Entries shown:

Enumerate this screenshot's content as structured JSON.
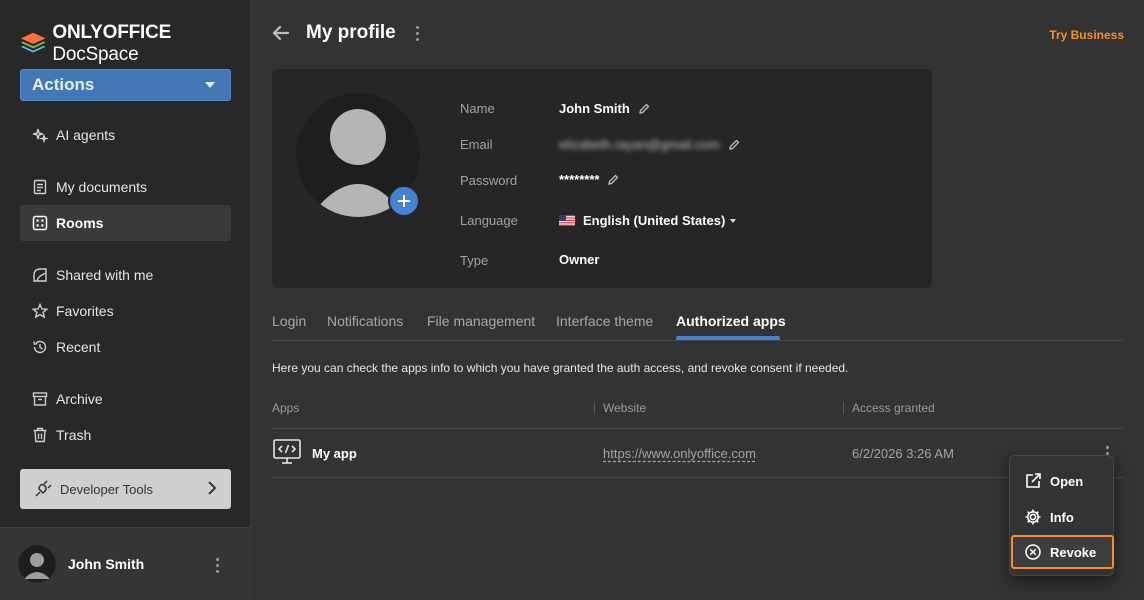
{
  "brand": {
    "bold": "ONLYOFFICE",
    "light": " DocSpace"
  },
  "sidebar": {
    "actions_label": "Actions",
    "items": [
      {
        "label": "AI agents",
        "icon": "ai-agents-icon"
      },
      {
        "label": "My documents",
        "icon": "document-icon"
      },
      {
        "label": "Rooms",
        "icon": "rooms-icon",
        "active": true
      },
      {
        "label": "Shared with me",
        "icon": "shared-icon"
      },
      {
        "label": "Favorites",
        "icon": "star-icon"
      },
      {
        "label": "Recent",
        "icon": "recent-icon"
      },
      {
        "label": "Archive",
        "icon": "archive-icon"
      },
      {
        "label": "Trash",
        "icon": "trash-icon"
      }
    ],
    "developer_tools_label": "Developer Tools",
    "user_name": "John Smith"
  },
  "header": {
    "title": "My profile",
    "try_business": "Try Business"
  },
  "profile": {
    "labels": {
      "name": "Name",
      "email": "Email",
      "password": "Password",
      "language": "Language",
      "type": "Type"
    },
    "name": "John Smith",
    "email": "elizabeth.rayan@gmail.com",
    "password": "********",
    "language": "English (United States)",
    "type": "Owner"
  },
  "tabs": [
    "Login",
    "Notifications",
    "File management",
    "Interface theme",
    "Authorized apps"
  ],
  "active_tab": "Authorized apps",
  "description": "Here you can check the apps info to which you have granted the auth access, and revoke consent if needed.",
  "table": {
    "columns": [
      "Apps",
      "Website",
      "Access granted"
    ],
    "rows": [
      {
        "app": "My app",
        "website": "https://www.onlyoffice.com",
        "granted": "6/2/2026 3:26 AM"
      }
    ]
  },
  "context_menu": {
    "items": [
      {
        "label": "Open",
        "icon": "external-link-icon"
      },
      {
        "label": "Info",
        "icon": "gear-icon"
      },
      {
        "label": "Revoke",
        "icon": "revoke-icon"
      }
    ]
  },
  "colors": {
    "accent": "#4781d1",
    "brand_orange": "#f98e2c",
    "actions_blue": "#4477b5"
  }
}
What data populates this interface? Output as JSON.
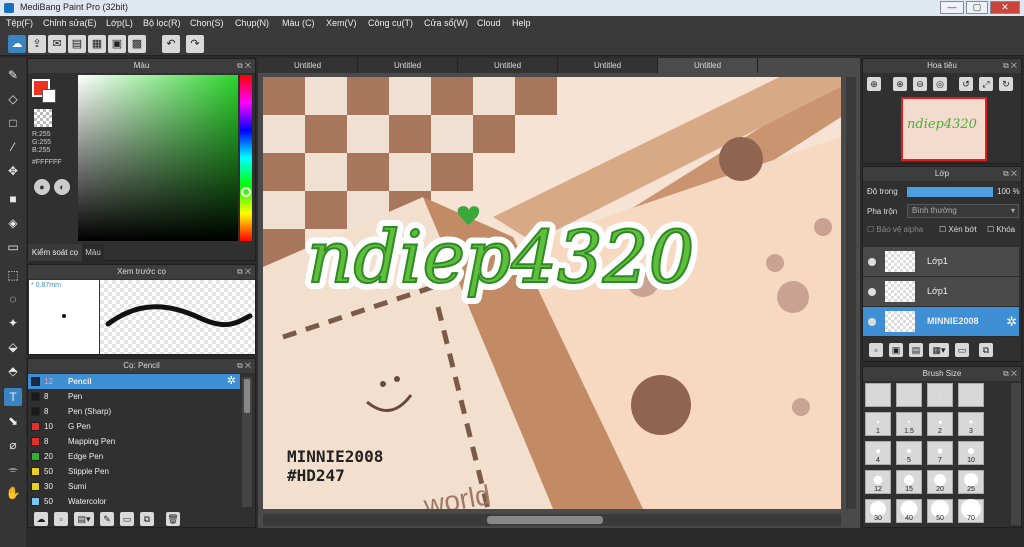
{
  "window": {
    "title": "MediBang Paint Pro (32bit)",
    "min": "—",
    "max": "▢",
    "close": "✕"
  },
  "menu": [
    "Tệp(F)",
    "Chỉnh sửa(E)",
    "Lớp(L)",
    "Bộ lọc(R)",
    "Chọn(S)",
    "Chụp(N)",
    "Màu (C)",
    "Xem(V)",
    "Công cụ(T)",
    "Cửa sổ(W)",
    "Cloud",
    "Help"
  ],
  "color_panel": {
    "title": "Màu",
    "r": "R:255",
    "g": "G:255",
    "b": "B:255",
    "hex": "#FFFFFF",
    "tab_control": "Kiểm soát cọ",
    "tab_color": "Màu"
  },
  "preview_panel": {
    "title": "Xem trước cọ",
    "size": "0.87mm"
  },
  "brush_panel": {
    "title": "Cọ: Pencil",
    "brushes": [
      {
        "size": "12",
        "name": "Pencil",
        "color": "#1d2a44",
        "selected": true
      },
      {
        "size": "8",
        "name": "Pen",
        "color": "#1a1a1a"
      },
      {
        "size": "8",
        "name": "Pen (Sharp)",
        "color": "#1a1a1a"
      },
      {
        "size": "10",
        "name": "G Pen",
        "color": "#e62e2e"
      },
      {
        "size": "8",
        "name": "Mapping Pen",
        "color": "#e62e2e"
      },
      {
        "size": "20",
        "name": "Edge Pen",
        "color": "#2fb12f"
      },
      {
        "size": "50",
        "name": "Stipple Pen",
        "color": "#e6d21e"
      },
      {
        "size": "30",
        "name": "Sumi",
        "color": "#e6d21e"
      },
      {
        "size": "50",
        "name": "Watercolor",
        "color": "#7cc4f0"
      }
    ]
  },
  "tabs": [
    "Untitled",
    "Untitled",
    "Untitled",
    "Untitled",
    "Untitled"
  ],
  "canvas": {
    "main_text": "ndiep4320",
    "credit_1": "MINNIE2008",
    "credit_2": "#HD247",
    "world_text": "world"
  },
  "navigator": {
    "title": "Hoa tiêu",
    "thumb_text": "ndiep4320"
  },
  "layer_panel": {
    "title": "Lớp",
    "opacity_label": "Độ trong",
    "opacity_value": "100 %",
    "opacity_fraction": 1.0,
    "blend_label": "Pha trộn",
    "blend_value": "Bình thường",
    "protect_alpha": "Bảo vệ alpha",
    "clipping": "Xén bớt",
    "lock": "Khóa",
    "layers": [
      {
        "name": "Lớp1",
        "selected": false
      },
      {
        "name": "Lớp1",
        "selected": false
      },
      {
        "name": "MINNIE2008",
        "selected": true
      }
    ]
  },
  "brush_size": {
    "title": "Brush Size",
    "sizes": [
      "",
      "",
      "",
      "",
      "1",
      "1.5",
      "2",
      "3",
      "4",
      "5",
      "7",
      "10",
      "12",
      "15",
      "20",
      "25",
      "30",
      "40",
      "50",
      "70"
    ]
  }
}
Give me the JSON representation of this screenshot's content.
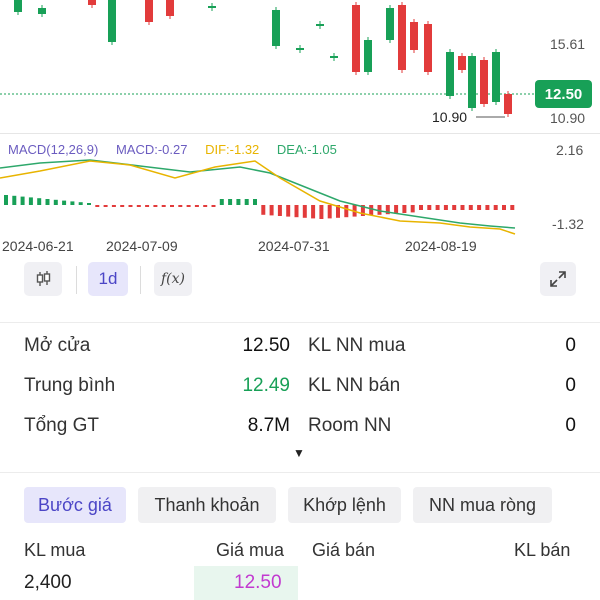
{
  "chart": {
    "price_axis": {
      "top": "15.61",
      "bottom": "10.90"
    },
    "current_price": "12.50",
    "low_marker": "10.90",
    "macd": {
      "indicator": "MACD(12,26,9)",
      "macd_value": "MACD:-0.27",
      "dif_value": "DIF:-1.32",
      "dea_value": "DEA:-1.05",
      "axis_top": "2.16",
      "axis_bottom": "-1.32"
    },
    "dates": [
      "2024-06-21",
      "2024-07-09",
      "2024-07-31",
      "2024-08-19"
    ],
    "colors": {
      "up": "#18a057",
      "down": "#e23b3b",
      "dif": "#e8b400",
      "dea": "#2ea86b",
      "macd_label": "#6b5cc0"
    }
  },
  "toolbar": {
    "interval": "1d",
    "candle_icon": "candlestick-icon",
    "fx_label": "f(x)",
    "expand_icon": "expand-icon"
  },
  "stats": {
    "rows": [
      {
        "left_label": "Mở cửa",
        "left_value": "12.50",
        "right_label": "KL NN mua",
        "right_value": "0"
      },
      {
        "left_label": "Trung bình",
        "left_value": "12.49",
        "right_label": "KL NN bán",
        "right_value": "0"
      },
      {
        "left_label": "Tổng GT",
        "left_value": "8.7M",
        "right_label": "Room NN",
        "right_value": "0"
      }
    ],
    "expand_arrow": "▼"
  },
  "tabs": [
    "Bước giá",
    "Thanh khoản",
    "Khớp lệnh",
    "NN mua ròng"
  ],
  "order_book": {
    "headers": {
      "buy_qty": "KL mua",
      "buy_price": "Giá mua",
      "sell_price": "Giá bán",
      "sell_qty": "KL bán"
    },
    "rows": [
      {
        "buy_qty": "2,400",
        "buy_price": "12.50"
      }
    ]
  }
}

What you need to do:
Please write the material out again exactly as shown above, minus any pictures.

Written answer:
Enumerate this screenshot's content as structured JSON.
{
  "brand": {
    "bold": "ONLYOFFICE",
    "light": " DocSpace"
  },
  "sidebar": {
    "actions_label": "Actions",
    "items": [
      {
        "label": "AI agents",
        "icon": "ai-agents-icon"
      },
      {
        "label": "My documents",
        "icon": "document-icon"
      },
      {
        "label": "Rooms",
        "icon": "rooms-icon",
        "active": true
      },
      {
        "label": "Shared with me",
        "icon": "shared-icon"
      },
      {
        "label": "Favorites",
        "icon": "star-icon"
      },
      {
        "label": "Recent",
        "icon": "recent-icon"
      },
      {
        "label": "Archive",
        "icon": "archive-icon"
      },
      {
        "label": "Trash",
        "icon": "trash-icon"
      }
    ],
    "developer_tools_label": "Developer Tools",
    "user_name": "John Smith"
  },
  "header": {
    "title": "My profile",
    "try_business": "Try Business"
  },
  "profile": {
    "labels": {
      "name": "Name",
      "email": "Email",
      "password": "Password",
      "language": "Language",
      "type": "Type"
    },
    "name": "John Smith",
    "email": "elizabeth.rayan@gmail.com",
    "password": "********",
    "language": "English (United States)",
    "type": "Owner"
  },
  "tabs": [
    "Login",
    "Notifications",
    "File management",
    "Interface theme",
    "Authorized apps"
  ],
  "active_tab": "Authorized apps",
  "description": "Here you can check the apps info to which you have granted the auth access, and revoke consent if needed.",
  "table": {
    "columns": [
      "Apps",
      "Website",
      "Access granted"
    ],
    "rows": [
      {
        "app": "My app",
        "website": "https://www.onlyoffice.com",
        "granted": "6/2/2026 3:26 AM"
      }
    ]
  },
  "context_menu": {
    "items": [
      {
        "label": "Open",
        "icon": "external-link-icon"
      },
      {
        "label": "Info",
        "icon": "gear-icon"
      },
      {
        "label": "Revoke",
        "icon": "revoke-icon"
      }
    ]
  },
  "colors": {
    "accent": "#4781d1",
    "brand_orange": "#f98e2c",
    "actions_blue": "#4477b5"
  }
}
What data populates this interface? Output as JSON.
{
  "window": {
    "title": "MediBang Paint Pro (32bit)",
    "min": "—",
    "max": "▢",
    "close": "✕"
  },
  "menu": [
    "Tệp(F)",
    "Chỉnh sửa(E)",
    "Lớp(L)",
    "Bộ lọc(R)",
    "Chọn(S)",
    "Chụp(N)",
    "Màu (C)",
    "Xem(V)",
    "Công cụ(T)",
    "Cửa sổ(W)",
    "Cloud",
    "Help"
  ],
  "color_panel": {
    "title": "Màu",
    "r": "R:255",
    "g": "G:255",
    "b": "B:255",
    "hex": "#FFFFFF",
    "tab_control": "Kiểm soát cọ",
    "tab_color": "Màu"
  },
  "preview_panel": {
    "title": "Xem trước cọ",
    "size": "0.87mm"
  },
  "brush_panel": {
    "title": "Cọ: Pencil",
    "brushes": [
      {
        "size": "12",
        "name": "Pencil",
        "color": "#1d2a44",
        "selected": true
      },
      {
        "size": "8",
        "name": "Pen",
        "color": "#1a1a1a"
      },
      {
        "size": "8",
        "name": "Pen (Sharp)",
        "color": "#1a1a1a"
      },
      {
        "size": "10",
        "name": "G Pen",
        "color": "#e62e2e"
      },
      {
        "size": "8",
        "name": "Mapping Pen",
        "color": "#e62e2e"
      },
      {
        "size": "20",
        "name": "Edge Pen",
        "color": "#2fb12f"
      },
      {
        "size": "50",
        "name": "Stipple Pen",
        "color": "#e6d21e"
      },
      {
        "size": "30",
        "name": "Sumi",
        "color": "#e6d21e"
      },
      {
        "size": "50",
        "name": "Watercolor",
        "color": "#7cc4f0"
      }
    ]
  },
  "tabs": [
    "Untitled",
    "Untitled",
    "Untitled",
    "Untitled",
    "Untitled"
  ],
  "canvas": {
    "main_text": "ndiep4320",
    "credit_1": "MINNIE2008",
    "credit_2": "#HD247",
    "world_text": "world"
  },
  "navigator": {
    "title": "Hoa tiêu",
    "thumb_text": "ndiep4320"
  },
  "layer_panel": {
    "title": "Lớp",
    "opacity_label": "Độ trong",
    "opacity_value": "100 %",
    "opacity_fraction": 1.0,
    "blend_label": "Pha trộn",
    "blend_value": "Bình thường",
    "protect_alpha": "Bảo vệ alpha",
    "clipping": "Xén bớt",
    "lock": "Khóa",
    "layers": [
      {
        "name": "Lớp1",
        "selected": false
      },
      {
        "name": "Lớp1",
        "selected": false
      },
      {
        "name": "MINNIE2008",
        "selected": true
      }
    ]
  },
  "brush_size": {
    "title": "Brush Size",
    "sizes": [
      "",
      "",
      "",
      "",
      "1",
      "1.5",
      "2",
      "3",
      "4",
      "5",
      "7",
      "10",
      "12",
      "15",
      "20",
      "25",
      "30",
      "40",
      "50",
      "70"
    ]
  }
}
Give me the JSON representation of this screenshot's content.
{
  "chart": {
    "price_axis": {
      "top": "15.61",
      "bottom": "10.90"
    },
    "current_price": "12.50",
    "low_marker": "10.90",
    "macd": {
      "indicator": "MACD(12,26,9)",
      "macd_value": "MACD:-0.27",
      "dif_value": "DIF:-1.32",
      "dea_value": "DEA:-1.05",
      "axis_top": "2.16",
      "axis_bottom": "-1.32"
    },
    "dates": [
      "2024-06-21",
      "2024-07-09",
      "2024-07-31",
      "2024-08-19"
    ],
    "colors": {
      "up": "#18a057",
      "down": "#e23b3b",
      "dif": "#e8b400",
      "dea": "#2ea86b",
      "macd_label": "#6b5cc0"
    }
  },
  "toolbar": {
    "interval": "1d",
    "candle_icon": "candlestick-icon",
    "fx_label": "f(x)",
    "expand_icon": "expand-icon"
  },
  "stats": {
    "rows": [
      {
        "left_label": "Mở cửa",
        "left_value": "12.50",
        "right_label": "KL NN mua",
        "right_value": "0"
      },
      {
        "left_label": "Trung bình",
        "left_value": "12.49",
        "right_label": "KL NN bán",
        "right_value": "0"
      },
      {
        "left_label": "Tổng GT",
        "left_value": "8.7M",
        "right_label": "Room NN",
        "right_value": "0"
      }
    ],
    "expand_arrow": "▼"
  },
  "tabs": [
    "Bước giá",
    "Thanh khoản",
    "Khớp lệnh",
    "NN mua ròng"
  ],
  "order_book": {
    "headers": {
      "buy_qty": "KL mua",
      "buy_price": "Giá mua",
      "sell_price": "Giá bán",
      "sell_qty": "KL bán"
    },
    "rows": [
      {
        "buy_qty": "2,400",
        "buy_price": "12.50"
      }
    ]
  }
}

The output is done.